The Air Serbia brand may be a relative newcomer to the commercial airline market, but it brings with it 90 years of history through Aeroput, JAT and JAT Airways, making it the world’s eighth oldest airline still in operation. The airline you see today is very different to the one that used to carry the flag of the old Yugoslavia and is one of the few successful chapters in the Etihad Airways Equity Partners story after relaunching in 2013 after the United Arab Emirates (UAE) carrier acquired a 49% stake in what was a struggling state-owned venture.
Over those almost four years under the Air Serbia brand the operation has returned to profitability (but has yet to announce its 2016 results) by reducing unit costs and realigning its network and commercial positioning. And under the direction of chief executive officer, Dane Kondić, it is continuing to evolve.
A recent review of its five-year business plan has led to a decision to increase its focus on shorter routes, specifically suspending its services from Belgrade to Etihad’s Abu Dhabi hub from October 2017 (Etihad will retain connectivity on the route with its own metal) after closing its Istanbul service in March this year. It has also re-equipped its Airbus A320 family with higher density seating, migrated to Sabre and introduced an unbundled ticket offer.
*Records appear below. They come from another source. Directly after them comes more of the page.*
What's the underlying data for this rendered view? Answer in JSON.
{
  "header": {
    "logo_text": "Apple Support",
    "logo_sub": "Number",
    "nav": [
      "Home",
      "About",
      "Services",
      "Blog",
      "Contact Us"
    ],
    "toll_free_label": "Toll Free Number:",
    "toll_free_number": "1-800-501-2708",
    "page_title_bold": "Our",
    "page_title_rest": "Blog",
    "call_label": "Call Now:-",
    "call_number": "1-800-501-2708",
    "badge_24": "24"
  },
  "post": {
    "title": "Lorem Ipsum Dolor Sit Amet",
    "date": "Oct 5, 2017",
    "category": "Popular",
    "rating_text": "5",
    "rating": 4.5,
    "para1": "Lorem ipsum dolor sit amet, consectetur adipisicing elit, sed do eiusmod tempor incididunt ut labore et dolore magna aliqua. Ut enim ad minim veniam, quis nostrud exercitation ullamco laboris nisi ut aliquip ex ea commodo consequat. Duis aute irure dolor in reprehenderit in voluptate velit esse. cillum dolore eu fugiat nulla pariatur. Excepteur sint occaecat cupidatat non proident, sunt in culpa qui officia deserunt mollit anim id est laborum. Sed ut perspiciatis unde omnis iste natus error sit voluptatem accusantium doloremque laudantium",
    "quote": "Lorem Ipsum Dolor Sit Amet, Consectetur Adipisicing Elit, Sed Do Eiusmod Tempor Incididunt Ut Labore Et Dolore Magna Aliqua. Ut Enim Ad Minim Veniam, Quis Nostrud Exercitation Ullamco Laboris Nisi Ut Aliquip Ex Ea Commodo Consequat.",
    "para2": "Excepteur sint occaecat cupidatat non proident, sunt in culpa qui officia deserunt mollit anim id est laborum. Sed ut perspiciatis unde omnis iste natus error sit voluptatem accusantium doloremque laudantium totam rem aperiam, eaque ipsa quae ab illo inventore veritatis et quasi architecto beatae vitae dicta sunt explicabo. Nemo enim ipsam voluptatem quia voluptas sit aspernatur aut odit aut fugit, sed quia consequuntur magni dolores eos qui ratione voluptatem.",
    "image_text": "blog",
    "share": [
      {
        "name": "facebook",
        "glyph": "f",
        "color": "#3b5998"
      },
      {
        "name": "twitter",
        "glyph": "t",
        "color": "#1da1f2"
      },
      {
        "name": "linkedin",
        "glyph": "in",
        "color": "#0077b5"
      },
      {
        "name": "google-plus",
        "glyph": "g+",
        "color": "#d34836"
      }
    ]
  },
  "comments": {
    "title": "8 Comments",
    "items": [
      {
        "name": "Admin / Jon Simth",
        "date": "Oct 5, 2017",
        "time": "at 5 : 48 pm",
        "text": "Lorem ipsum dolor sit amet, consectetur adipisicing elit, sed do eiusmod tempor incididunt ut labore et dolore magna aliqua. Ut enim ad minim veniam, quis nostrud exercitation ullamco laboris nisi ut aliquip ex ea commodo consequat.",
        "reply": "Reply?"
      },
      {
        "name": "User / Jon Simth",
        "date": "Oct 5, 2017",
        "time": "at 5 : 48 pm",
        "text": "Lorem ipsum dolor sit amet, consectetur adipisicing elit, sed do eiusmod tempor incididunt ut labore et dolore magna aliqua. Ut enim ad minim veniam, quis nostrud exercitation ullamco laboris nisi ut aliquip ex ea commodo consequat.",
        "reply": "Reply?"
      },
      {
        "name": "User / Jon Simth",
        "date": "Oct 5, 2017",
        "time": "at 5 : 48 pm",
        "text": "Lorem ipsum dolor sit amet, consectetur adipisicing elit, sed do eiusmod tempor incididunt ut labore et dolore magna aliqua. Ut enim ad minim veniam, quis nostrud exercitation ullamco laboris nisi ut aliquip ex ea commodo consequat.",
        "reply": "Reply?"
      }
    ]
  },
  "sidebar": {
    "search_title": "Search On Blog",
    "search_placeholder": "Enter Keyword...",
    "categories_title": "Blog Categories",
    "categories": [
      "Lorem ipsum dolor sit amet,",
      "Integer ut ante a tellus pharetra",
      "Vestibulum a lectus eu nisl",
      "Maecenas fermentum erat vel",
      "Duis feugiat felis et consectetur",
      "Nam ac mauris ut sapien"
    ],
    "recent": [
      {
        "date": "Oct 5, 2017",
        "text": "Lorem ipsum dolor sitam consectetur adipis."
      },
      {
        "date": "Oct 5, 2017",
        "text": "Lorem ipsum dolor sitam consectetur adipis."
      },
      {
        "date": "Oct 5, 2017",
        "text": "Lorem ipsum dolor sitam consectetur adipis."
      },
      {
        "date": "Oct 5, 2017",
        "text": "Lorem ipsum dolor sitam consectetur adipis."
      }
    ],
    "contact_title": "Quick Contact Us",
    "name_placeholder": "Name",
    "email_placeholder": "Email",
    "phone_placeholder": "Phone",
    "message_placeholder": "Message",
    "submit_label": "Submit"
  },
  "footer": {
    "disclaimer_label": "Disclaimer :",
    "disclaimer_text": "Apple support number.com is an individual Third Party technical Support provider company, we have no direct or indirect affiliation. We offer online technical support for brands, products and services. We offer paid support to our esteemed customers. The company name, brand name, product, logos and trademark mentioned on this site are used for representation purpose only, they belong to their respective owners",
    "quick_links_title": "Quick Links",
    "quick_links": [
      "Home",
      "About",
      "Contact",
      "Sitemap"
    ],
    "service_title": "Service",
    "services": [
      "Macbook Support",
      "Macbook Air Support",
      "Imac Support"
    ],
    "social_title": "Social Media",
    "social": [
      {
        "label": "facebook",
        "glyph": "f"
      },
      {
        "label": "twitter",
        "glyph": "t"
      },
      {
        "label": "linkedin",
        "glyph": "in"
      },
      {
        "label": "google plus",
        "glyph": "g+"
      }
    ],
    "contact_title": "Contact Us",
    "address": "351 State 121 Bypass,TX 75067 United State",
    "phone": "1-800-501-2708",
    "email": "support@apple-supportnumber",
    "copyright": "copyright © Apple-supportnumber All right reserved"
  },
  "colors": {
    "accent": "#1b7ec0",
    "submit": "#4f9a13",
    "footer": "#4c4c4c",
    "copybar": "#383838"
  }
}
One of the most significant opportunities the Etihad partnership has delivered has been the support it has offered to enable Air Serbia to introduce a single A330-200 into its fleet and establish a Transatlantic link between Belgrade and New York. The route celebrated its first anniversary in late June 2017 and has delivered better load factors than the airline as a whole, albeit with soft yields, carrying more than 63,000 passengers up to the end of Q1 2017.
The repositioning of Air Serbia has come at an important time as Serbia begins to see a rise in LCC traffic, most notably from Wizz Air, the strongest performer in Central and Eastern European markets. The airline’s capacity will actually shrink this year by 3.8%, based on published schedules, slipping to a levels previously recorded in 2014, but an expanded codeshare strategy will help to offset increased competition, and the threat from the growing Wizz Air. This is already eroding Air Serbia’s market share, declining from 42.1% in summer 2016 to 37.6% in summer 2017 as Wizz Air’s own share grows from 6.8% to 9.6%.